“As far as I know, there are no unintended consequences that have been brought to the table at this point,” he said.
So, as Mooncat wrote previously…. “The negative consequences of HB56 — lawsuits, bad publicity, racial profiling, school absences, long lines, denial of water, power and sewer service, an exodus of workers, rotting crops, business losses, a $40 million economic contraction, etc. — are not unintended consequences.“
This statement got a 3 for national ridicule (nobody ridiculed this exact statement, but we got plenty from the bill itself). The last 2 measurements also received 3's for being just stupid (who thought this bill was a good idea?) and for being mean. So, the GOP intended to create all this havoc? Way to go guys…..
#8 Total score: 13
#1 – 3 pts
#2 – 0 pts
#3 – 0 pts
#4 – 5 pts
#5 – 5 pts
“If you can't feed them, don't breed them.”
This was newly-elected SD-8 Senator Shadrack McGill speaking on the floor of the Alabama senate about the plight of unwanted children and the difficulties poor Alabamians have taking care of their children — in the lead up to yet another vote to restrict access to abortion.
Chalk one up for a state senator so terrible that he makes us miss Lowell Barron….
This got a 3 for being religiously insensitive. McGill is a guy who constantly parades his “Christian” values & we believe that Jesus had quite a bit to say about taking care of the poor. It also topped the “stupid” and “just plain mean” scales.
Could be be looking at Alabama's next Scott Beason?
——- Note that #6 & #7 have a tie score. We ranked them numerically based on our subjective opinion of how egregious the statement was. ————

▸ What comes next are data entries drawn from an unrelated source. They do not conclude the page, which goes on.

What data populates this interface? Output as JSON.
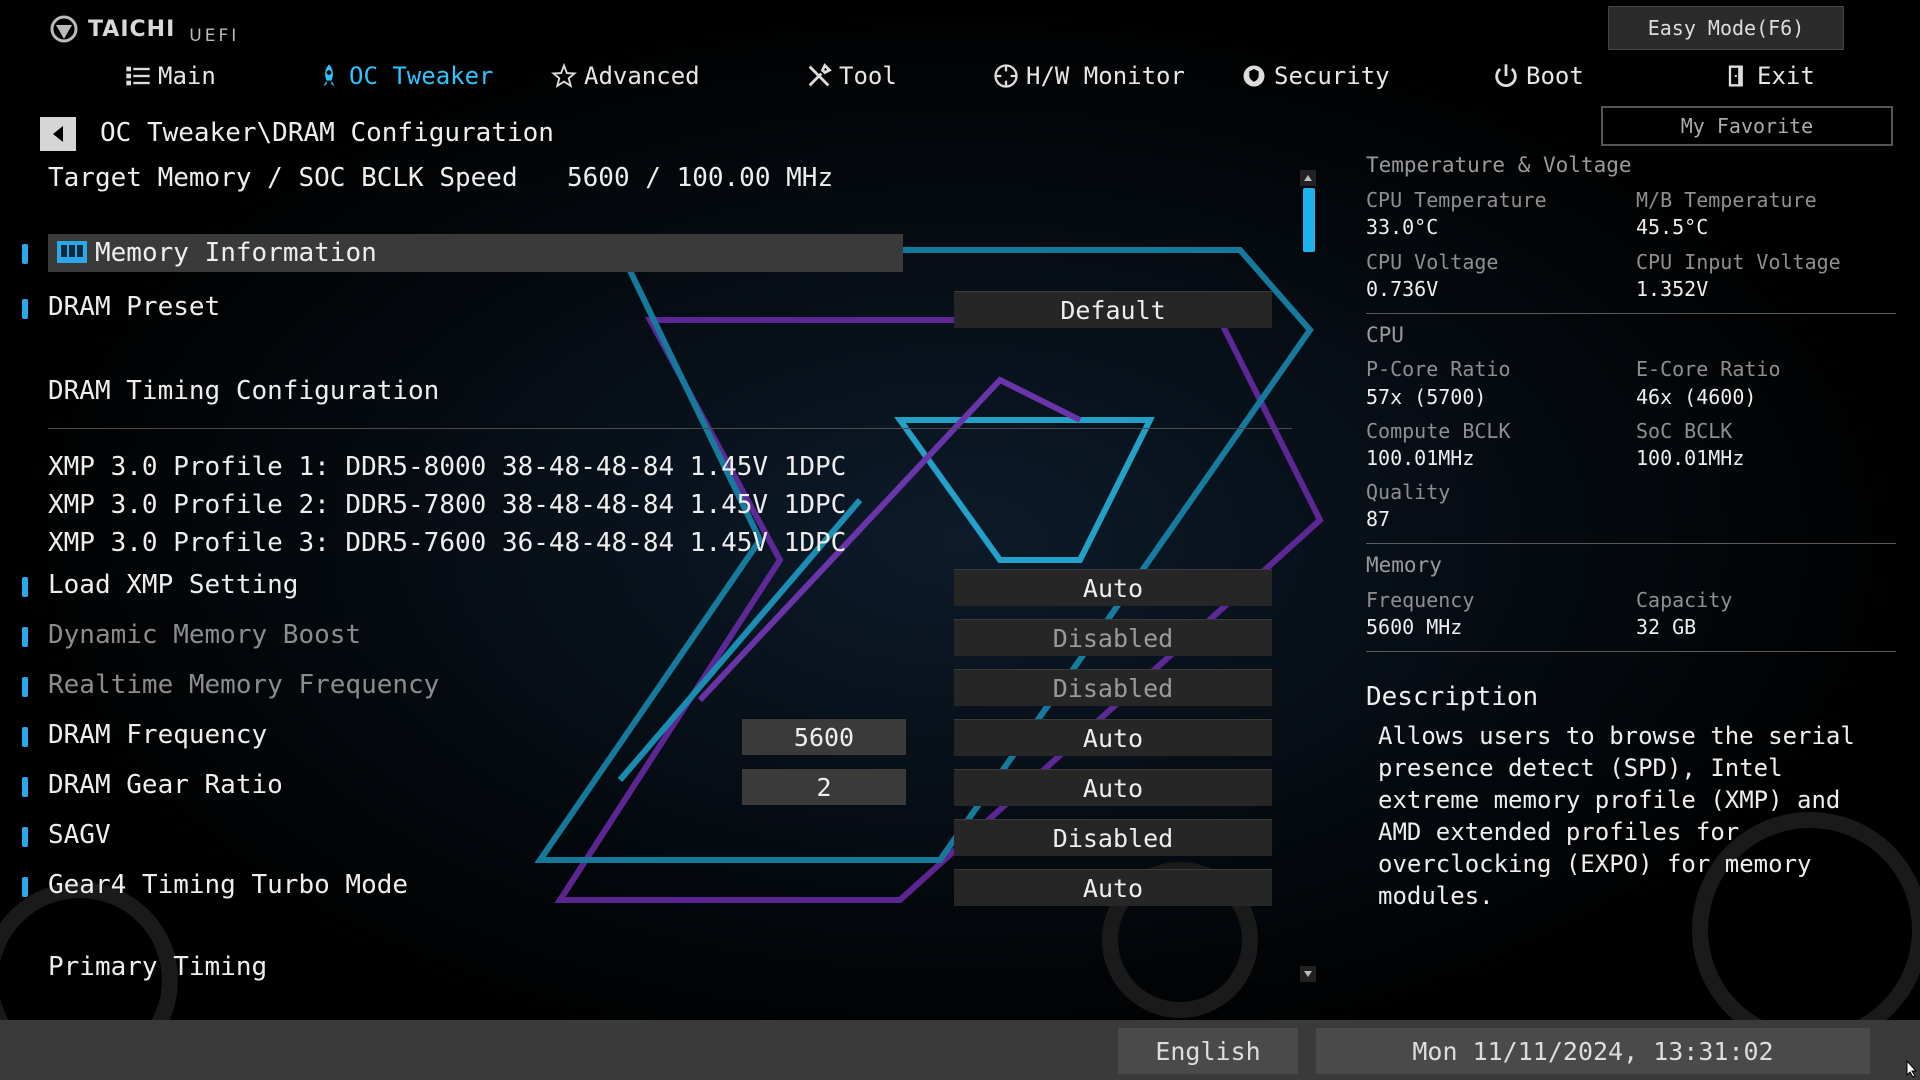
{
  "brand": {
    "name": "TAICHI",
    "sub": "UEFI"
  },
  "easy_mode": "Easy Mode(F6)",
  "my_favorite": "My Favorite",
  "tabs": [
    {
      "label": "Main",
      "icon": "list-icon"
    },
    {
      "label": "OC Tweaker",
      "icon": "rocket-icon",
      "active": true
    },
    {
      "label": "Advanced",
      "icon": "star-icon"
    },
    {
      "label": "Tool",
      "icon": "tools-icon"
    },
    {
      "label": "H/W Monitor",
      "icon": "monitor-icon"
    },
    {
      "label": "Security",
      "icon": "shield-icon"
    },
    {
      "label": "Boot",
      "icon": "power-icon"
    },
    {
      "label": "Exit",
      "icon": "exit-icon"
    }
  ],
  "breadcrumb": "OC Tweaker\\DRAM Configuration",
  "target": {
    "label": "Target Memory / SOC BCLK Speed",
    "value": "5600 / 100.00 MHz"
  },
  "rows": {
    "memory_information": "Memory Information",
    "dram_preset": {
      "label": "DRAM Preset",
      "value": "Default"
    },
    "timing_section": "DRAM Timing Configuration",
    "xmp_profiles": [
      "XMP 3.0 Profile 1: DDR5-8000 38-48-48-84 1.45V 1DPC",
      "XMP 3.0 Profile 2: DDR5-7800 38-48-48-84 1.45V 1DPC",
      "XMP 3.0 Profile 3: DDR5-7600 36-48-48-84 1.45V 1DPC"
    ],
    "load_xmp": {
      "label": "Load XMP Setting",
      "value": "Auto"
    },
    "dynamic_boost": {
      "label": "Dynamic Memory Boost",
      "value": "Disabled",
      "dim": true
    },
    "realtime_freq": {
      "label": "Realtime Memory Frequency",
      "value": "Disabled",
      "dim": true
    },
    "dram_frequency": {
      "label": "DRAM Frequency",
      "current": "5600",
      "value": "Auto"
    },
    "dram_gear": {
      "label": "DRAM Gear Ratio",
      "current": "2",
      "value": "Auto"
    },
    "sagv": {
      "label": "SAGV",
      "value": "Disabled"
    },
    "gear4": {
      "label": "Gear4 Timing Turbo Mode",
      "value": "Auto"
    },
    "primary_section": "Primary Timing"
  },
  "panel": {
    "temp_voltage_head": "Temperature & Voltage",
    "cpu_temp_label": "CPU Temperature",
    "cpu_temp": "33.0°C",
    "mb_temp_label": "M/B Temperature",
    "mb_temp": "45.5°C",
    "cpu_volt_label": "CPU Voltage",
    "cpu_volt": "0.736V",
    "cpu_in_volt_label": "CPU Input Voltage",
    "cpu_in_volt": "1.352V",
    "cpu_head": "CPU",
    "pcore_label": "P-Core Ratio",
    "pcore": "57x (5700)",
    "ecore_label": "E-Core Ratio",
    "ecore": "46x (4600)",
    "compute_bclk_label": "Compute BCLK",
    "compute_bclk": "100.01MHz",
    "soc_bclk_label": "SoC BCLK",
    "soc_bclk": "100.01MHz",
    "quality_label": "Quality",
    "quality": "87",
    "memory_head": "Memory",
    "freq_label": "Frequency",
    "freq": "5600 MHz",
    "capacity_label": "Capacity",
    "capacity": "32 GB"
  },
  "description": {
    "title": "Description",
    "text": "Allows users to browse the serial presence detect (SPD), Intel extreme memory profile (XMP) and AMD extended profiles for overclocking (EXPO) for memory modules."
  },
  "footer": {
    "language": "English",
    "datetime": "Mon 11/11/2024, 13:31:02"
  },
  "colors": {
    "accent": "#2ec5ff",
    "marker": "#2aa8e8",
    "thumb": "#1fb3ee"
  }
}
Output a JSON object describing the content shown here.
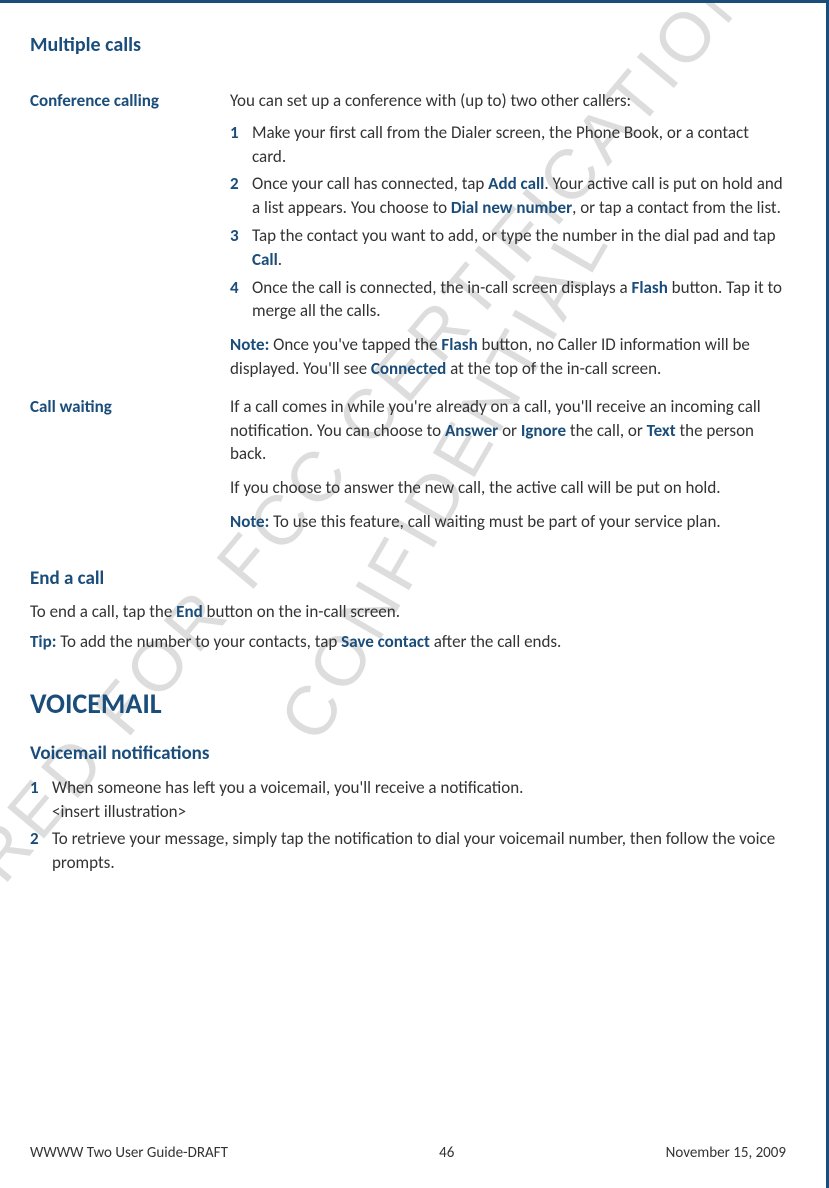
{
  "watermarks": {
    "wm1": "PREPARED FOR FCC CERTIFICATION",
    "wm2": "CONFIDENTIAL"
  },
  "multipleCalls": {
    "heading": "Multiple calls",
    "conference": {
      "label": "Conference calling",
      "intro": "You can set up a conference with (up to) two other callers:",
      "steps": {
        "s1": {
          "num": "1",
          "text": "Make your first call from the Dialer screen, the Phone Book, or a contact card."
        },
        "s2": {
          "num": "2",
          "pre": "Once your call has connected, tap ",
          "b1": "Add call",
          "mid": ". Your active call is put on hold and a list appears. You choose to ",
          "b2": "Dial new number",
          "post": ", or tap a contact from the list."
        },
        "s3": {
          "num": "3",
          "pre": "Tap the contact you want to add, or type the number in the dial pad and tap ",
          "b1": "Call",
          "post": "."
        },
        "s4": {
          "num": "4",
          "pre": "Once the call is connected, the in-call screen displays a ",
          "b1": "Flash",
          "post": " button. Tap it to merge all the calls."
        }
      },
      "note": {
        "label": "Note:",
        "pre": " Once you've tapped the ",
        "b1": "Flash",
        "mid": " button, no Caller ID information will be displayed. You'll see ",
        "b2": "Connected",
        "post": " at the top of the in-call screen."
      }
    },
    "callWaiting": {
      "label": "Call waiting",
      "p1": {
        "pre": "If a call comes in while you're already on a call, you'll receive an incoming call notification. You can choose to ",
        "b1": "Answer",
        "mid1": " or ",
        "b2": "Ignore",
        "mid2": " the call, or ",
        "b3": "Text",
        "post": " the person back."
      },
      "p2": "If you choose to answer the new call, the active call will be put on hold.",
      "note": {
        "label": "Note:",
        "text": " To use this feature, call waiting must be part of your service plan."
      }
    }
  },
  "endCall": {
    "heading": "End a call",
    "line1": {
      "pre": "To end a call, tap the ",
      "b1": "End",
      "post": " button on the in-call screen."
    },
    "tip": {
      "label": "Tip:",
      "pre": " To add the number to your contacts, tap ",
      "b1": "Save contact",
      "post": " after the call ends."
    }
  },
  "voicemail": {
    "heading": "VOICEMAIL",
    "subheading": "Voicemail notifications",
    "steps": {
      "s1": {
        "num": "1",
        "line1": "When someone has left you a voicemail, you'll receive a notification.",
        "line2": "<insert illustration>"
      },
      "s2": {
        "num": "2",
        "text": "To retrieve your message, simply tap the notification to dial your voicemail number, then follow the voice prompts."
      }
    }
  },
  "footer": {
    "left": "WWWW Two User Guide-DRAFT",
    "center": "46",
    "right": "November 15, 2009"
  }
}
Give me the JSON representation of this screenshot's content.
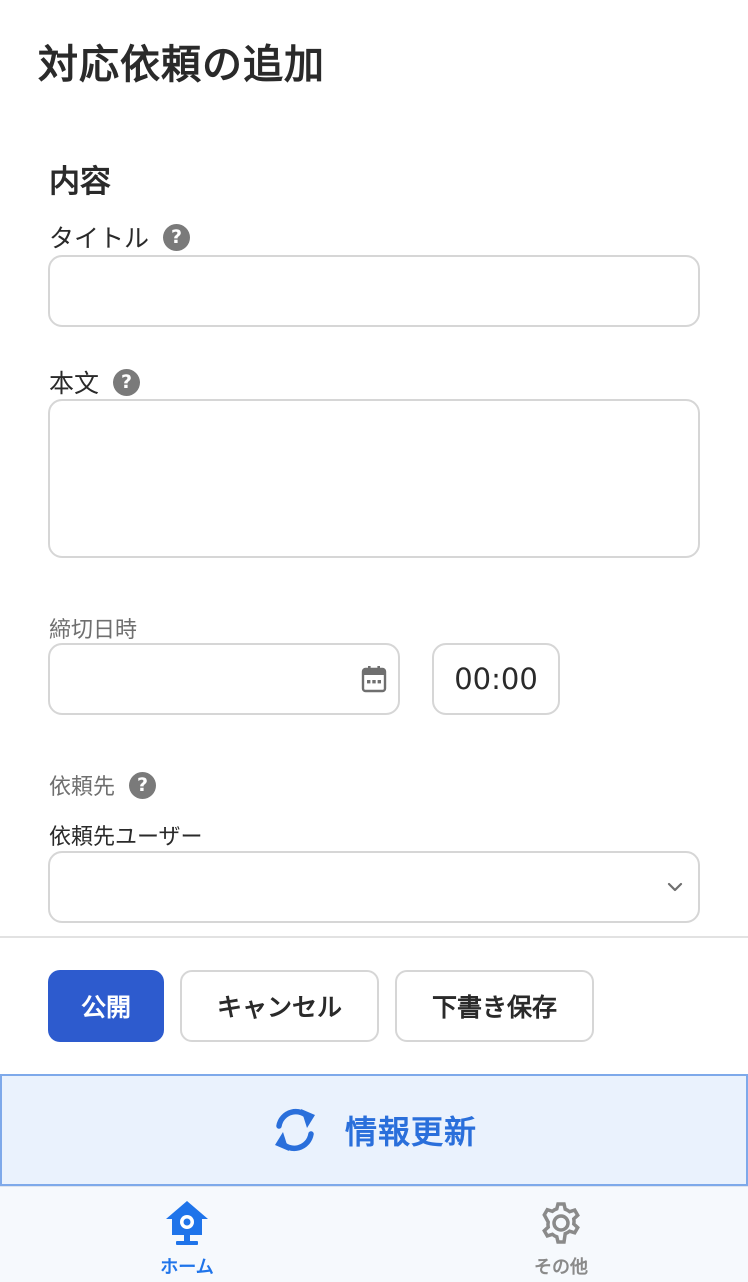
{
  "header": {
    "title": "対応依頼の追加"
  },
  "content_section": {
    "heading": "内容",
    "title_field": {
      "label": "タイトル",
      "help": "?",
      "value": "",
      "placeholder": ""
    },
    "body_field": {
      "label": "本文",
      "help": "?",
      "value": "",
      "placeholder": ""
    },
    "deadline": {
      "label": "締切日時",
      "date_value": "",
      "time_value": "00:00"
    },
    "assignee": {
      "label": "依頼先",
      "help": "?",
      "user_label": "依頼先ユーザー",
      "selected": ""
    }
  },
  "actions": {
    "publish": "公開",
    "cancel": "キャンセル",
    "save_draft": "下書き保存"
  },
  "refresh": {
    "label": "情報更新"
  },
  "tabbar": {
    "items": [
      {
        "label": "ホーム",
        "icon": "home-icon",
        "active": true
      },
      {
        "label": "その他",
        "icon": "gear-icon",
        "active": false
      }
    ]
  },
  "colors": {
    "primary": "#2d5bce",
    "accent": "#1f74ea",
    "refresh_bg": "#eaf2fd"
  }
}
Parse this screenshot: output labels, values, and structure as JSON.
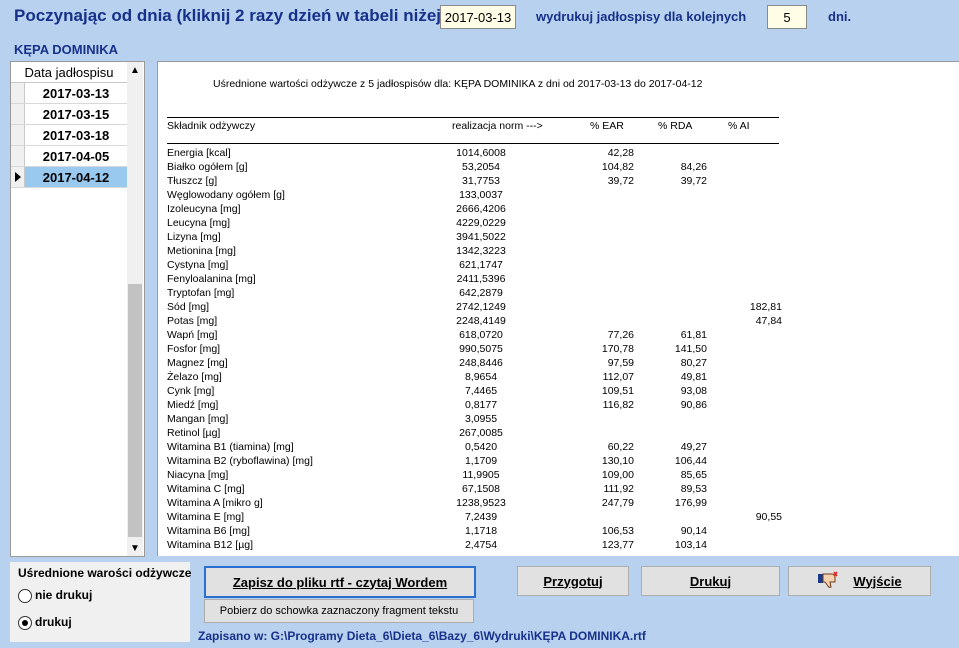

#7 Total score: 14
#1 – 0 pts
#2 – 4 pts
#3 – 1 pts
#4 – 4 pts
#5 – 5 pts
“When we were drafting this legislation, we found there were so many offices in the state — so many bureaucrats — that just didn’t want to do any work. They just don’t want to do anything,” Hammon said.
House Majority leader Micky Hammon put his foot firmly in his mouth with this statement. Let's see… the GOP passes a turkey of a bill (drafted in a turkey blind, no less) that is full of unfunded mandates on local governments. When officials responsible for enforcement cry foul, Hammon dismisses their concerns as just the carping of bureaucrats “who don't want to work.”
The state would be better off if Hammon stopped showing up for work.
This one topped out the “meanness” measurement and ranked pretty high on the stupidity and factual incorrectness. As for national ridicule…. we really want the rest of the country to think our state & local governments are totally dysfunctional, right???
#6 Total score: 14
#1 – 5 pts
#2 – 0 pts
#3 – 4 pts
#4 – 5 pts
#5 – 0 pts
About the people coming to Alabama from all over the country to protest the destructive immigration law, Armistead said this week: “This is reminiscent of others coming into our state to cause trouble.”
State GOP Chair Bill Armistead revealed a lot about the racist underpinnings of the immigration bill when he described protestors this way. Is he sure he didn't mean to say “outside agitators?”
Joey Kennedy of the Birmingham News gave one of the best smackdowns:
When pressed to explain what he meant about outsiders causing trouble, Armistead said it was similar to the “overreach” of federal health care reform.
Yeah, we all remember that mob down at the Birmingham bus station that beat up all those out-of-state health-care riders.
Armistead's statement topped out on the “racially insensitive” measure as well as the “stupid” scale. It was close – receiving a “4” – on the national ridicule measure.
Yes, Mr. Armistead, we really want to remind people about Alabama's previous problems with “outsiders” causing trouble, don't we?
Stay tuned for more tomorrow, campers! We'll really be scraping the bottom of the barrel….